U.S. Customs and Border Protection (CBP) said an increase in illegal drug seizures and a decrease in illegal border-crossers in fiscal year 2011 is due to one of the largest upticks in manpower and resources along the country’s borders.
Apprehensions along U.S. borders were down 53 percent — to about 340,000 —since fiscal year 2008. More than 87,000 of those had criminal histories. The decrease is due to a more secure border, which results in less people attempting to cross into the U.S. illegally, the CBP said in a statement.
Drug seizures jumped by 20 percent — to 5 million pounds of narcotics — since the last fiscal year, with the CBP confiscating $126 million in undeclared currency.
In addition to manpower, CBP lauded technological advances along the border, such as “mobile surveillance units, thermal imaging systems, and…non-intrusive inspection equipment.”
Unmanned aerial vehicles operated by the Department of Homeland Security (DHS) flew more than 4,400 hours in the fiscal year 2011, which is 75 percent more time in the sky than last fiscal year. More than 7,600 pounds of illegal drugs were seized as a result and more than 450 people were apprehended.
Counted among the CBP’s “Top 10” list of drug seizures and one of the most significant of the year was a series of confiscations, in which agents seized 7,500 pounds of marijuana and 60 pounds of cocaine, for an estimated $8.5 million worth of drugs.
One of the top apprehensions was the arrest of a 54-year old Virginia man accused of raping a 12-year old. The man was captured at Dulles-International airport returning from a trip to Bolivia.

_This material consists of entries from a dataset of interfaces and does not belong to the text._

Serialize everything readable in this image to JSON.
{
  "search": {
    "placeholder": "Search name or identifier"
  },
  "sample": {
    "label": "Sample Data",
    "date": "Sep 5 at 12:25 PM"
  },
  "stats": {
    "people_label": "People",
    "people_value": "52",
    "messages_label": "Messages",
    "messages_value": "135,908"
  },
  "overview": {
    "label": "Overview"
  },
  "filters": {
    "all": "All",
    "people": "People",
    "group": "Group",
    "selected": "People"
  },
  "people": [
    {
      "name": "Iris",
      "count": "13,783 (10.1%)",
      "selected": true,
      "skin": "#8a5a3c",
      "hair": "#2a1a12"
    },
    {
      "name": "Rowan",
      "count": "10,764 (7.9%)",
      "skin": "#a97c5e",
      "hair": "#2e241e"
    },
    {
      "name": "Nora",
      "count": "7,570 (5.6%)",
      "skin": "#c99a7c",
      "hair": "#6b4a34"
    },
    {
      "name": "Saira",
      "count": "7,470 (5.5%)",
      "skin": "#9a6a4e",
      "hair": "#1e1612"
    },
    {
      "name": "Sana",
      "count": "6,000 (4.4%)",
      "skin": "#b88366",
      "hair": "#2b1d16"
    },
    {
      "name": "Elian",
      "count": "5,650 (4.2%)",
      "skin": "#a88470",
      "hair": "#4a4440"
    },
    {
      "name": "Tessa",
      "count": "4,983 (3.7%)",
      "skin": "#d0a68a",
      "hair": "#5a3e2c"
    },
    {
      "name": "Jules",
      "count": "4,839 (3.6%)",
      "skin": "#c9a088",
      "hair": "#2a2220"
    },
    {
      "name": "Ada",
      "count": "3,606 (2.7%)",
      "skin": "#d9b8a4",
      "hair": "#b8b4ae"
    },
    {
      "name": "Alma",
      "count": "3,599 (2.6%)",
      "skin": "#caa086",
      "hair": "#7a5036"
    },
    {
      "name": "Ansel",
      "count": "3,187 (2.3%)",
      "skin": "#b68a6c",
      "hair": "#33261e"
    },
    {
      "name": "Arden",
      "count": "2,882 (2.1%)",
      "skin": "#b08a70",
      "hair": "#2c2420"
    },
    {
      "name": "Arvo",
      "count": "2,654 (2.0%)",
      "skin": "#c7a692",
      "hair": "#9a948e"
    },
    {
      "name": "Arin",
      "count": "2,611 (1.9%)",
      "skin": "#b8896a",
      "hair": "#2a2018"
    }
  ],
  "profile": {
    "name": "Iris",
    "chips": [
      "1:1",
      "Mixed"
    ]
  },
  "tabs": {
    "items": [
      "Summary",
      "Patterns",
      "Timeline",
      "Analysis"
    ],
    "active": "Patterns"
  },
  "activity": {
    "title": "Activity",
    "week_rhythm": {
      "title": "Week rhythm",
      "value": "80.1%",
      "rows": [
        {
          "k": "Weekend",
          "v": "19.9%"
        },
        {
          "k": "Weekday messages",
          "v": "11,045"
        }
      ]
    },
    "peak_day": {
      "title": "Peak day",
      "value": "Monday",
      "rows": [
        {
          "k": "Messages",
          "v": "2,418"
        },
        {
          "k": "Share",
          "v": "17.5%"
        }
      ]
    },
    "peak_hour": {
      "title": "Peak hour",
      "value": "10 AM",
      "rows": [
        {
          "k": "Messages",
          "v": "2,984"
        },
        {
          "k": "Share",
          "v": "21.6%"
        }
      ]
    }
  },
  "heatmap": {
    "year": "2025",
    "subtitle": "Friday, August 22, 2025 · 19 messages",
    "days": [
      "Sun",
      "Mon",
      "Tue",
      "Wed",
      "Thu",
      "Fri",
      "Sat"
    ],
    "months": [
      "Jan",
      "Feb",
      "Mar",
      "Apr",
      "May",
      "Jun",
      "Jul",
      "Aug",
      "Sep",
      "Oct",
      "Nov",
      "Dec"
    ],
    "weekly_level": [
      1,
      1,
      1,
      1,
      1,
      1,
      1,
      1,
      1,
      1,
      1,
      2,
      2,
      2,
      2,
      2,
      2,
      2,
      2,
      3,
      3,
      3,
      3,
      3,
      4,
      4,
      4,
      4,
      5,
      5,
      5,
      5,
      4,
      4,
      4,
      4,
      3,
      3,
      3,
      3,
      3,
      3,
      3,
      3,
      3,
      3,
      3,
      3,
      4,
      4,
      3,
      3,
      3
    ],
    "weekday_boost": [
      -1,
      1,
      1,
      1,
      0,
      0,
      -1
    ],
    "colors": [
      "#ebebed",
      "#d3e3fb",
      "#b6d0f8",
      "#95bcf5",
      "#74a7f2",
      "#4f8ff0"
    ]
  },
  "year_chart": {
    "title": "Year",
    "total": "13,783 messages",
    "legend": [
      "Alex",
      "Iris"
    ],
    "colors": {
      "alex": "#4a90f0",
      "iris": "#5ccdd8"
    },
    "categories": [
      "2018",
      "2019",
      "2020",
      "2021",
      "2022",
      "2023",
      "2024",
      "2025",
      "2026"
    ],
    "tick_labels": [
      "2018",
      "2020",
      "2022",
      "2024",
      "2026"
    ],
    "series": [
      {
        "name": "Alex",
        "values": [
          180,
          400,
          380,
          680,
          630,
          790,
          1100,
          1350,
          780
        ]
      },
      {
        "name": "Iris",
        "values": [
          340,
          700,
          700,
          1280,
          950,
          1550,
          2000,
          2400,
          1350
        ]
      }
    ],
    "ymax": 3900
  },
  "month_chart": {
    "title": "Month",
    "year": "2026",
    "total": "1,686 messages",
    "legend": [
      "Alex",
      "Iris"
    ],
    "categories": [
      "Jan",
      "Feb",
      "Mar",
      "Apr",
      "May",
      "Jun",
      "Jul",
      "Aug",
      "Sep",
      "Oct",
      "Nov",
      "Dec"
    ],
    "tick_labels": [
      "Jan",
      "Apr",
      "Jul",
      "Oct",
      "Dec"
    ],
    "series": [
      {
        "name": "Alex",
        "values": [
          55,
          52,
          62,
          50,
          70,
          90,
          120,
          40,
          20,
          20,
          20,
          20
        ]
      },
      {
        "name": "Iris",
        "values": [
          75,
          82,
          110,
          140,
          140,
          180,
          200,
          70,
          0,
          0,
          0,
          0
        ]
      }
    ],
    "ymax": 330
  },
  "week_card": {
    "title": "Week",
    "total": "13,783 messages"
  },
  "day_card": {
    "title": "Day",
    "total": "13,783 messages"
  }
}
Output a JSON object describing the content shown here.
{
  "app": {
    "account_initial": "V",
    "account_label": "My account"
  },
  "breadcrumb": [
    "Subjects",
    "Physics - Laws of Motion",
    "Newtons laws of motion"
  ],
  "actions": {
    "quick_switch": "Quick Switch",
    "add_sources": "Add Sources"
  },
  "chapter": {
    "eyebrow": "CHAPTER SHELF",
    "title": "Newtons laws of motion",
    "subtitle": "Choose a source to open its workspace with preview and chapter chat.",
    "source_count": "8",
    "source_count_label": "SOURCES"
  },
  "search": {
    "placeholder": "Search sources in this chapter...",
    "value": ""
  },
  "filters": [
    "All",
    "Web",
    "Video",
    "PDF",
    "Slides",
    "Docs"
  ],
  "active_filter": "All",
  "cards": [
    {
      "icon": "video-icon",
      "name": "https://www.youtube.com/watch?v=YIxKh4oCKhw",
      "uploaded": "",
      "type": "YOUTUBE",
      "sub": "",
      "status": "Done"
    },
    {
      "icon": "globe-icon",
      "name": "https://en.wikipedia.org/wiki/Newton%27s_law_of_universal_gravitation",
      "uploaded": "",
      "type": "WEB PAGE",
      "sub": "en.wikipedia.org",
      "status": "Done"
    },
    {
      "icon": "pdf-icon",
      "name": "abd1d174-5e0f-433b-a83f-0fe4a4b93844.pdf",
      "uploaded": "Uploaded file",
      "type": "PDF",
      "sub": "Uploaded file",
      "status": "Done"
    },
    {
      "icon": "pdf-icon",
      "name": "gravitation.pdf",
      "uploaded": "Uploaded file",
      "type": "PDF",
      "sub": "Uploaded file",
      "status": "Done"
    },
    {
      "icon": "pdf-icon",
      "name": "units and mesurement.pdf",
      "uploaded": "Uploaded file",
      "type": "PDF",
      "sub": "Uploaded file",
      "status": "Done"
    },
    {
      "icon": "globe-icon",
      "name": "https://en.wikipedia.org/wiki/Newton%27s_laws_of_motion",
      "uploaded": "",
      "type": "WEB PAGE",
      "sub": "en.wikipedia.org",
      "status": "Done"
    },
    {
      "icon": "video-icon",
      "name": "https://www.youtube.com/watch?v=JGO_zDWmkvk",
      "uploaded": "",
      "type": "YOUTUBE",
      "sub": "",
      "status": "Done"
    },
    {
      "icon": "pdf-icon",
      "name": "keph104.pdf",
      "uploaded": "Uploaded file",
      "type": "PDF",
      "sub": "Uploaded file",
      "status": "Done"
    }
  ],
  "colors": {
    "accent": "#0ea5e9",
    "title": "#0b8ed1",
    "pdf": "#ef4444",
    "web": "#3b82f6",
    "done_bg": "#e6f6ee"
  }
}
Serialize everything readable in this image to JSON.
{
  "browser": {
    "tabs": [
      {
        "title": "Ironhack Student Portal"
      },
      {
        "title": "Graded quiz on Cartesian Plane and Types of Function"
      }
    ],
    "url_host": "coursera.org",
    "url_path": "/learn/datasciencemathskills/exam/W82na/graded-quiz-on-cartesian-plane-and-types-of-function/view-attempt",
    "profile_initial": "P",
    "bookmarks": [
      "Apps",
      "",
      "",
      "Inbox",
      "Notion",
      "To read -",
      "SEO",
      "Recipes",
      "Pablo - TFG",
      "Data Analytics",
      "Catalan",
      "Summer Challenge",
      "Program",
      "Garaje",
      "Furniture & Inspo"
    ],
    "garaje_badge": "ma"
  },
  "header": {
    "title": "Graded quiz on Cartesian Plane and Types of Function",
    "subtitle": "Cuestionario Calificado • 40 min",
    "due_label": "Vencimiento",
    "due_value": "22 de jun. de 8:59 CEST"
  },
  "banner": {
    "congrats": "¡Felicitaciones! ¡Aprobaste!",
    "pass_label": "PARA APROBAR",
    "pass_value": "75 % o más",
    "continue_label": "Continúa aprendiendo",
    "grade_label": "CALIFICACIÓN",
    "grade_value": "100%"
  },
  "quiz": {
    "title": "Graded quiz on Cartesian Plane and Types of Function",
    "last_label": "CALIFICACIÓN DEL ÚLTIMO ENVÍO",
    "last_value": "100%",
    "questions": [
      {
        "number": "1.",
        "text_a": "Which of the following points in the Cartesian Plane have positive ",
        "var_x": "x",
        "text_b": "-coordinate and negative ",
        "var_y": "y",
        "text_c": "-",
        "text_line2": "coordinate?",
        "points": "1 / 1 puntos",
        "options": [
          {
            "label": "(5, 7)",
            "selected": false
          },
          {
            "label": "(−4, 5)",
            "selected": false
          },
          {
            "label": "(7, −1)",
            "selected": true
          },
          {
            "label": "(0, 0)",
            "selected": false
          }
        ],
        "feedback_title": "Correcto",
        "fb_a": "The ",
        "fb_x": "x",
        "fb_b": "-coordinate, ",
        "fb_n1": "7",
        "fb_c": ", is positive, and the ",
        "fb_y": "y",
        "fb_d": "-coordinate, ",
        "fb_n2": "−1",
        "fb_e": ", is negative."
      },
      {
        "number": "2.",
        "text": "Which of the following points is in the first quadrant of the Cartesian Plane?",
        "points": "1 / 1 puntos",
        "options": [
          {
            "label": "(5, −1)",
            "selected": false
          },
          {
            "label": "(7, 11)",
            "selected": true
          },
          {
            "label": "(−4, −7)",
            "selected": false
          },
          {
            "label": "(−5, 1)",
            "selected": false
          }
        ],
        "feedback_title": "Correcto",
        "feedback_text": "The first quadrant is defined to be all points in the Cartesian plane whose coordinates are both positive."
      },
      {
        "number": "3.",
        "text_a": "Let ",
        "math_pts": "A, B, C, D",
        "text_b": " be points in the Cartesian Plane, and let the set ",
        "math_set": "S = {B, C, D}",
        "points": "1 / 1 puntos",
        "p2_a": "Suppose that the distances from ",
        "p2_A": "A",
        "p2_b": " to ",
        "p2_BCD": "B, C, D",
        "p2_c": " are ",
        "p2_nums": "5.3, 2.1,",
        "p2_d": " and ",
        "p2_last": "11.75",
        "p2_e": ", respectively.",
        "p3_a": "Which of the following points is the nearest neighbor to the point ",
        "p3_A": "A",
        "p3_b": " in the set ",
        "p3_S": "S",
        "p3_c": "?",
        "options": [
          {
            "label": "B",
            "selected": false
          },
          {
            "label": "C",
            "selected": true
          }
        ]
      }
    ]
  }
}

In that same week at the D.C. airport CBP officers seized $3,000 in Iranian jewelry — which violated U.S. sanctions — and fined a passenger arriving from Ethiopia for attempting to bring in nearly 7 lbs. of cooked antelope and crocodile meat.